Crises reveal the fragility of political orders and the precarity of their future. When, in a crisis, the state of normalcy seems to vanish, the openness of future developments presents itself as a threatening variety of possibilities. Democratic and non-democratic regimes alike must cope with such phenomena of accelerated change in order to maintain stability and preserve their legitimacy. However, unlike electoral democracies, authoritarian regimes, possess fewer formal norms and institutions to ameliorate extraordinary circumstances and are thus especially prone to crisis. We therefore explore authoritarian strategies of conceiving, coping with, and evaluating crises to gain a better understanding of the functioning and stability of authoritarian orders.

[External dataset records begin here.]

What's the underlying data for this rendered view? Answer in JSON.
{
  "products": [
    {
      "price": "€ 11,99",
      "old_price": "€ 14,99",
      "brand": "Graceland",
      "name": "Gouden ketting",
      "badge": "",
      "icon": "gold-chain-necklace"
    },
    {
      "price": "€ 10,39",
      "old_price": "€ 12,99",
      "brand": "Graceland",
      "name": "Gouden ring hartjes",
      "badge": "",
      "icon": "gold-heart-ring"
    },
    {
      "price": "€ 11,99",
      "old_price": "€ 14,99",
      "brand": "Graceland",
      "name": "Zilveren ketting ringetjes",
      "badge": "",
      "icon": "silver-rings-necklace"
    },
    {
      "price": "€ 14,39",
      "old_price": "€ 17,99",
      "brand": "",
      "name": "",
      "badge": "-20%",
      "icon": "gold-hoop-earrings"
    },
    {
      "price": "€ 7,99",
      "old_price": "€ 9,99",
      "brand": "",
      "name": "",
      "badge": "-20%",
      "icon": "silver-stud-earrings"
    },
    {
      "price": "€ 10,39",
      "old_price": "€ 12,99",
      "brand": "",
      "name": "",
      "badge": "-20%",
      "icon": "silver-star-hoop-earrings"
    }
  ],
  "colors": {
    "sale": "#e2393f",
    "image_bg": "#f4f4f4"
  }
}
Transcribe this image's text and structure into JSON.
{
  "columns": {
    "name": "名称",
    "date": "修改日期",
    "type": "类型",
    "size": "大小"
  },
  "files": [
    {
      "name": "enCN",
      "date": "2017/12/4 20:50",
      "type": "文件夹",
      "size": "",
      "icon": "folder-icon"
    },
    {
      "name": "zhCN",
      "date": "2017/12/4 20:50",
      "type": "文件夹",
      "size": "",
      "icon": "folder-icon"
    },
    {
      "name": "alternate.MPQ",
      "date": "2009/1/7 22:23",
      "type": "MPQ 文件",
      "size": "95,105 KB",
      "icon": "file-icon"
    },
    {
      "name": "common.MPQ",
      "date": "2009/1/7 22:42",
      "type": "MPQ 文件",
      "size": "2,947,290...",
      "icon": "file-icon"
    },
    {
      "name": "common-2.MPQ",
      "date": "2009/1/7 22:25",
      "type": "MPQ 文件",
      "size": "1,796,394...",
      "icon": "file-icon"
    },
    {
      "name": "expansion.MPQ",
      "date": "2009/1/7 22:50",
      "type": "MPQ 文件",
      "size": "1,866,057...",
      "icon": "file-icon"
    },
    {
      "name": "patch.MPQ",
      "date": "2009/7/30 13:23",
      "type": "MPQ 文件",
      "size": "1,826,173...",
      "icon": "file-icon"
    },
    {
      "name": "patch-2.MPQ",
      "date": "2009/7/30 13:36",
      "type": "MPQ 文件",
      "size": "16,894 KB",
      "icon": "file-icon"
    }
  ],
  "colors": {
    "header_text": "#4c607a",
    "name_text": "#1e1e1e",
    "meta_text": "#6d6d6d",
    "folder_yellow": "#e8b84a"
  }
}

For a long time, scholarship has focused either on democracies in crisis or on crisis-ridden authoritarian regimes that become democratic. More recent studies have turned towards non-democratic regimes, confining themselves, however, to a relatively narrow definition of crisis as a short and existential threat to rule. Crises, however, are phenomena of perception originating from individuals’ assessments of a shifting situation. Thus, every crisis is open to contestation, culturally and historically distinct, and can appear in a broad variety of circumstances beyond or beneath the level of “regime crisis”: for example, there can be political (legitimation, leadership succession, generational transfer), economic (financial, debt, consumption), societal (demographic, migration, unemployment), and ecological (natural catastrophes, food supply) crises.
Crises can be as different as the regimes that undergo them. In Ancient Rome, dictatorial rule was invoked as a temporary tool for crisis management that was supposed to disappear after an elected dictator had resolved the given crisis. Modern non-democratic regimes tend to be more durable, however, the more adaptive they are to shifts and challenges.

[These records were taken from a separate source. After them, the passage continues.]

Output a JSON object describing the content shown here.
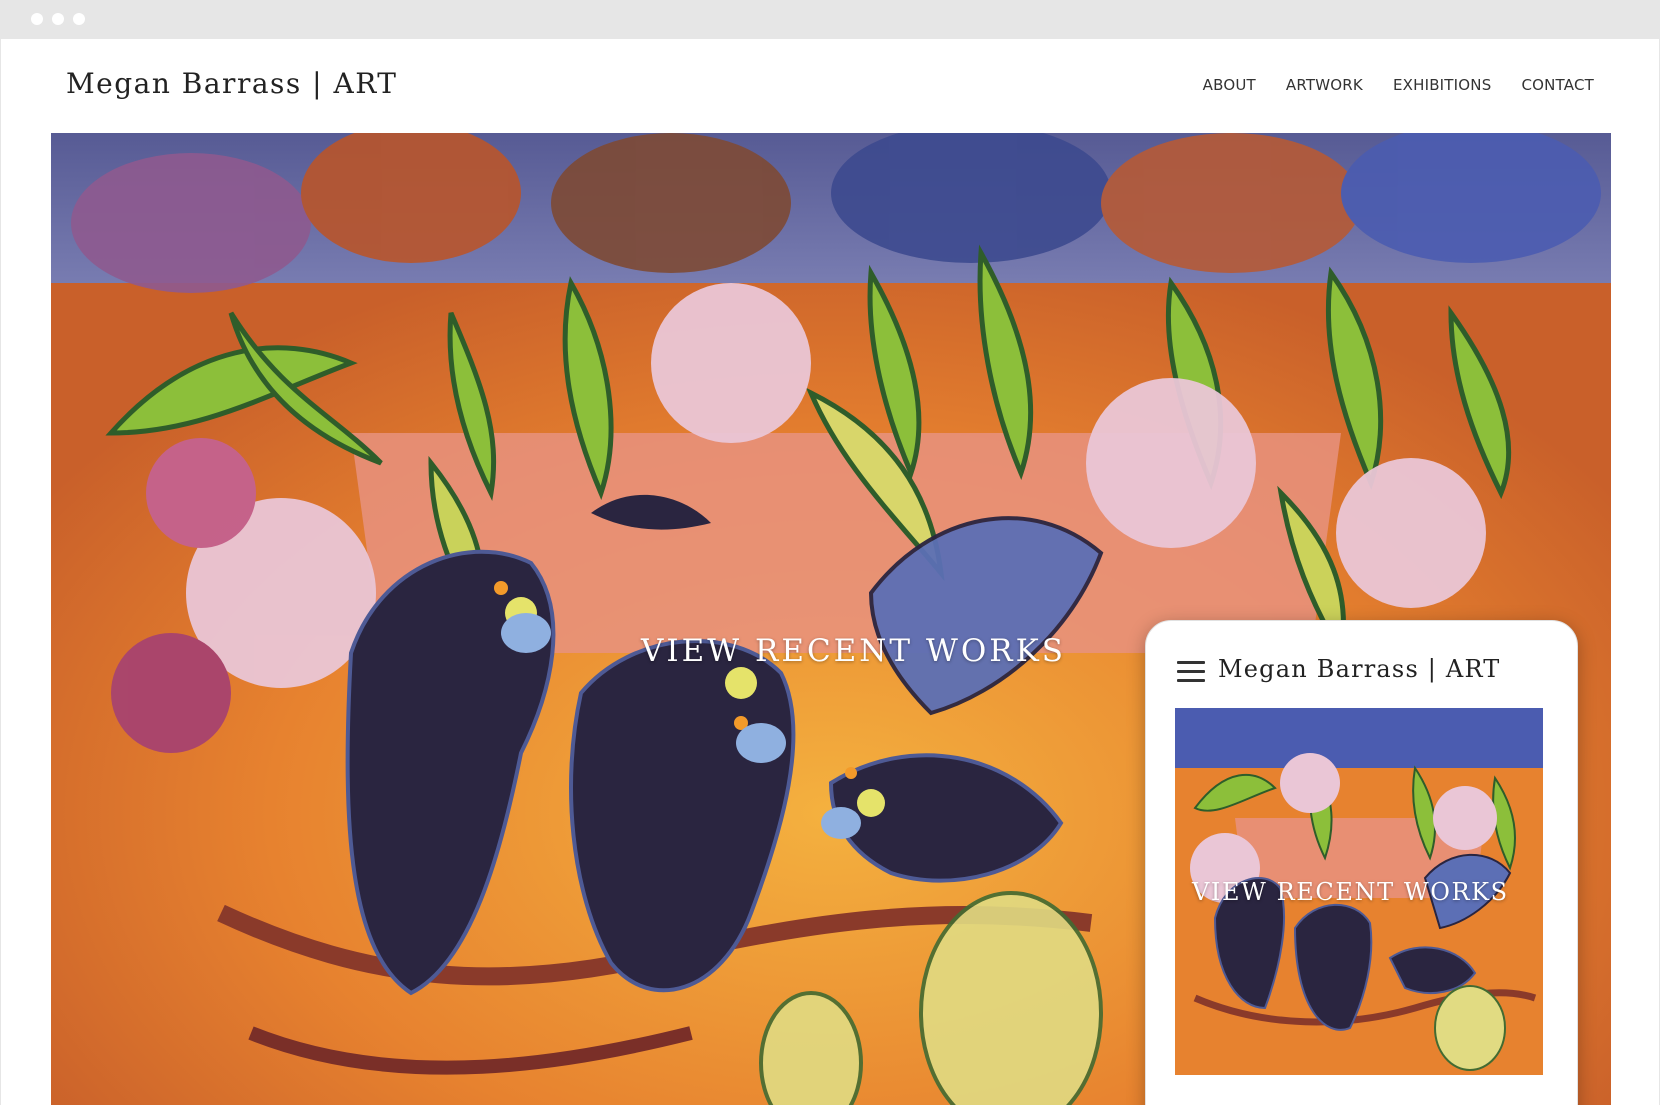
{
  "window": {
    "controls": [
      "dot",
      "dot",
      "dot"
    ]
  },
  "site": {
    "logo": "Megan Barrass | ART",
    "nav": [
      {
        "label": "ABOUT"
      },
      {
        "label": "ARTWORK"
      },
      {
        "label": "EXHIBITIONS"
      },
      {
        "label": "CONTACT"
      }
    ]
  },
  "hero": {
    "cta": "VIEW RECENT WORKS",
    "artwork_palette": {
      "background": "#d46b2a",
      "warm_orange": "#f0a53a",
      "pink_wall": "#e8927f",
      "cockatoo_black": "#2a2540",
      "foliage_green": "#6f9c3a",
      "banksia_pink": "#e6b8cc",
      "sky_blue": "#5c6fb5"
    }
  },
  "mobile_preview": {
    "menu_icon": "hamburger-icon",
    "logo": "Megan Barrass | ART",
    "cta": "VIEW RECENT WORKS"
  }
}
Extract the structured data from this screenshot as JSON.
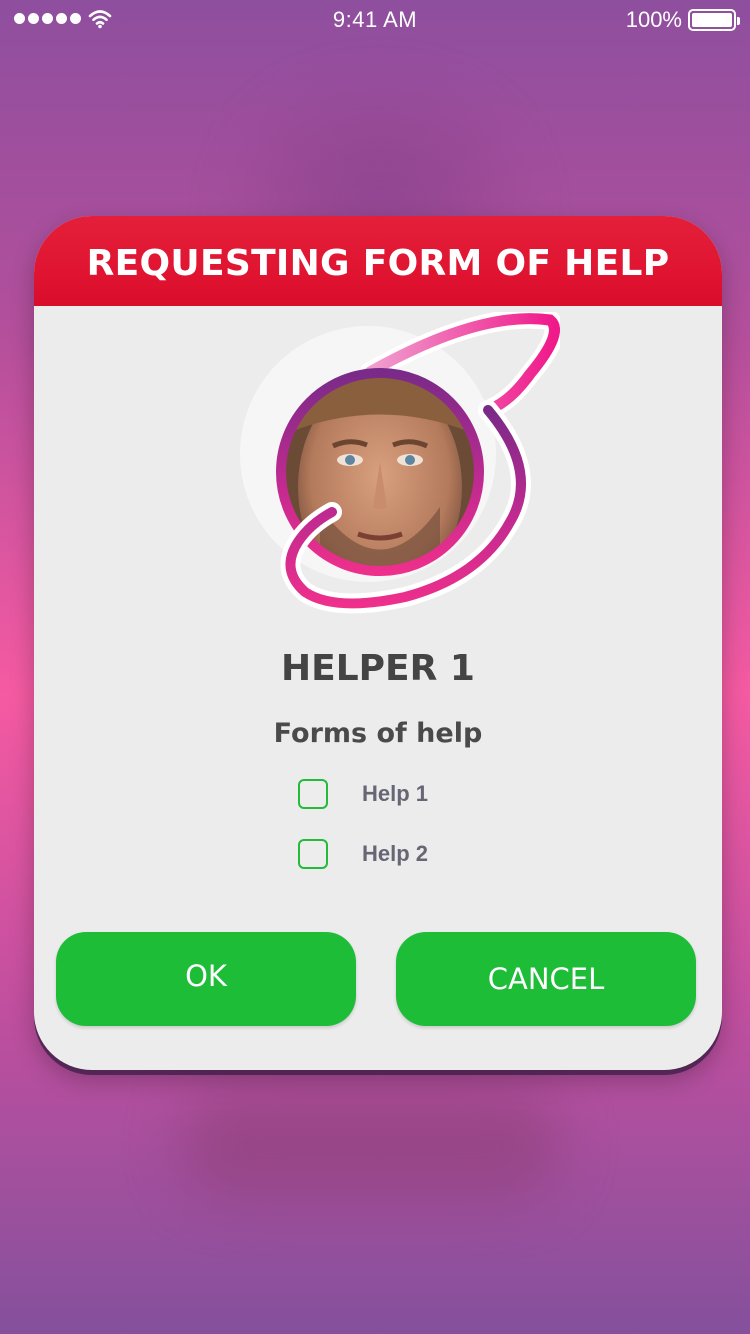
{
  "status_bar": {
    "time": "9:41 AM",
    "battery_percent": "100%",
    "signal_icon": "signal-dots-icon",
    "wifi_icon": "wifi-icon",
    "battery_icon": "battery-icon"
  },
  "dialog": {
    "title": "REQUESTING FORM OF HELP",
    "helper_name": "HELPER 1",
    "forms_label": "Forms of help",
    "options": [
      {
        "label": "Help 1",
        "checked": false
      },
      {
        "label": "Help 2",
        "checked": false
      }
    ],
    "ok_label": "OK",
    "cancel_label": "CANCEL",
    "avatar_icon": "helper-avatar"
  },
  "colors": {
    "header_red": "#df1330",
    "button_green": "#1dbd38",
    "checkbox_border": "#22bb3a",
    "orbit_pink": "#ee2f8c",
    "orbit_purple": "#8a2a8a"
  }
}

We welcome contributions from a broad range of fields such as history, political science, sociology, anthropology, and all area studies, especially focusing on Africa, Asia, or Latin America, that may address (but are not limited to) one of the following aspects theoretically or empirically:
– Perceiving crisis: Political leaders try to anticipate extraordinary situations in order to properly react to them—they may detect a crisis where their fellow leaders see no threats; they may collectively neglect a looming crisis or even anxiously construct a state of imminence. In any case, crisis are phenomena of perception.
– Timing crisis: Crises may occur as short-term or long-lasting; they may remain latent or manifest clearly. In any event, crises are accompanied by a special notion of temporality, i.e. the acceleration of decline and the halt of progress.
– Locating crisis: Extraordinary situations may stem from within the echelons of power or from societal discontent; they may be triggered by exogenous or endogenous causes and affect the center and/or the periphery.
– Shaping crisis: Crises may represent critical turning points. Political regimes may originate from or fade in crises; they may strengthen their grip or lose power in times of crisis. Thus, crises appear as transitions from normalcy to states of emergency, from perceived stability to a threatening openness of future.
– Learning from crisis: By observing strategies of crisis management at home and abroad, political leaders can adapt their governance: they can gather crisis knowledge to avoid future challenges or improve the techniques of handling extraordinary situations; they may reshape the way of commemorating past crises to serve present political needs.
Please send an abstract (300 words) outlining your potential contribution and a brief CV to Martin Wagner (email@example.com) by March 1, 2020.
This conference is part of the joint project "From Totalitarian to Authoritarian Rule: Comparing Dictatorships in Transition," and is made possible by funding from a Princeton-Humboldt Strategic Partnership Grant.